Leaders of the consumer-labor coalition staging the April 17 "Big Business Day" show put on a sneak preview yesterday.

Before an audience liberally sprinkled with business and trade-group representatives, they announced the names of 11 allegedly wayward corporations targeted for "citizen shadow boards of directors."

There was no applause.

Instead, some of the business representatives turned reporter, peppering coalition members with demands to present evidence that corporate America is afflicted with an epidemic of -- as the coalition puts it -- "crime in the suites."

Mark Green and Ann Beaudry, members of the "Big Business Day" board of directors, obliged with a recital of wrongdoing -- environmental pollution, civil rights abuses, corporate secrecy and misuse of corporate influence -- allegedly engaged in by many of the nation's corporations.

Green and Beaudry said detailed charges would be kept under wraps until the main event -- scheduled to take place next week in 150 cities.

The 11 companies named yesterday so far are the only ones the coalition has targeted for scrutiny by its citizen "shadow boards of directors."

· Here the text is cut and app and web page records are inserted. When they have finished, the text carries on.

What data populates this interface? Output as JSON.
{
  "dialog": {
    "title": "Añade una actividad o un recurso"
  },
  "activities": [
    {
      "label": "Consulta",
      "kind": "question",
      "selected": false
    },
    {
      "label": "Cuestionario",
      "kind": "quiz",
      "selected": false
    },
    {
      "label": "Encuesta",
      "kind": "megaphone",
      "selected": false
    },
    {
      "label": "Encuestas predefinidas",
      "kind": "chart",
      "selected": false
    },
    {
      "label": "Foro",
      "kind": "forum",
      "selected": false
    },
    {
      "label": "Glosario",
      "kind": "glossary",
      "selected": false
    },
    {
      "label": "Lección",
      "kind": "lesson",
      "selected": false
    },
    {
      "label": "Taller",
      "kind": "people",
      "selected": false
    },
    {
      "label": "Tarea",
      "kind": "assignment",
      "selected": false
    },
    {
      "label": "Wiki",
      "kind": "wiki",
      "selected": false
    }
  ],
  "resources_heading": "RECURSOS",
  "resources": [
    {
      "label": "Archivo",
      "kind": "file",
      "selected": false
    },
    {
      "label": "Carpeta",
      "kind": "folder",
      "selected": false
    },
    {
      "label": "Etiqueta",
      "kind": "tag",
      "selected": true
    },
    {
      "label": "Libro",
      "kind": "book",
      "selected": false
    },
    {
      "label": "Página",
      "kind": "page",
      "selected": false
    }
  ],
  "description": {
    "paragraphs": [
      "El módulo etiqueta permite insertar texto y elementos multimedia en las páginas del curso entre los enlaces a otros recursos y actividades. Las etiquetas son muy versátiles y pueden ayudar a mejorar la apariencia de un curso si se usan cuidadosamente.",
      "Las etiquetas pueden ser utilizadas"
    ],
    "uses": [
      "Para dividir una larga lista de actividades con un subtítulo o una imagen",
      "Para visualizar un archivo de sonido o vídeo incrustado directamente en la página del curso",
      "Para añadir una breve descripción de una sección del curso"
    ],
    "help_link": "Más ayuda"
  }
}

The firms include American Electric Power, a New York-based utility holding company; Castle & Cooke, an agricultural firm based in Honolulu; Citicorp, a major international financial corporation based in New York; the giant E.I. du Pont de Nemours chemical firm based in Wilmington; Eli Lilly, a pharmaceutical operation based in Indianapolis; Exxon, New York, oil; Flour, an international construction firm based in Irvine, Calif.; Grumman, aircraft-aerospace, based in Bethpage, New York; Occidental Petroleum, Los Angeles; U.S. Steel, Pittsburgh; and Winn-Dixie, a major supermarket chain, based in Jacksonville, Fla.

"We selected these 11 corporations based on a variety of criteria, weighing region, sector, and responsiveness to workers, consumers, the environment and communities," Green said.

"These 11 are not necessarily the worst companies -- but they are representative of the problems posed by Big Business in America," he said.

That disclaimer had little effect on Howard Vine, an associate director of the National Association of Manufacturers, whose organization represents 12,400 businesses and corporations, including most of those named by the coalition.

"These people are vindictive," said Vine, who was on hand for the announcement. "They are acting in their own personal interest . . . trying to create an organization."

Vine contended that the coalition actually is the handiwork of organized labor, which, he said "is discontented because it has been losing many battles [to business] . . . They're trying to get back at us," he said.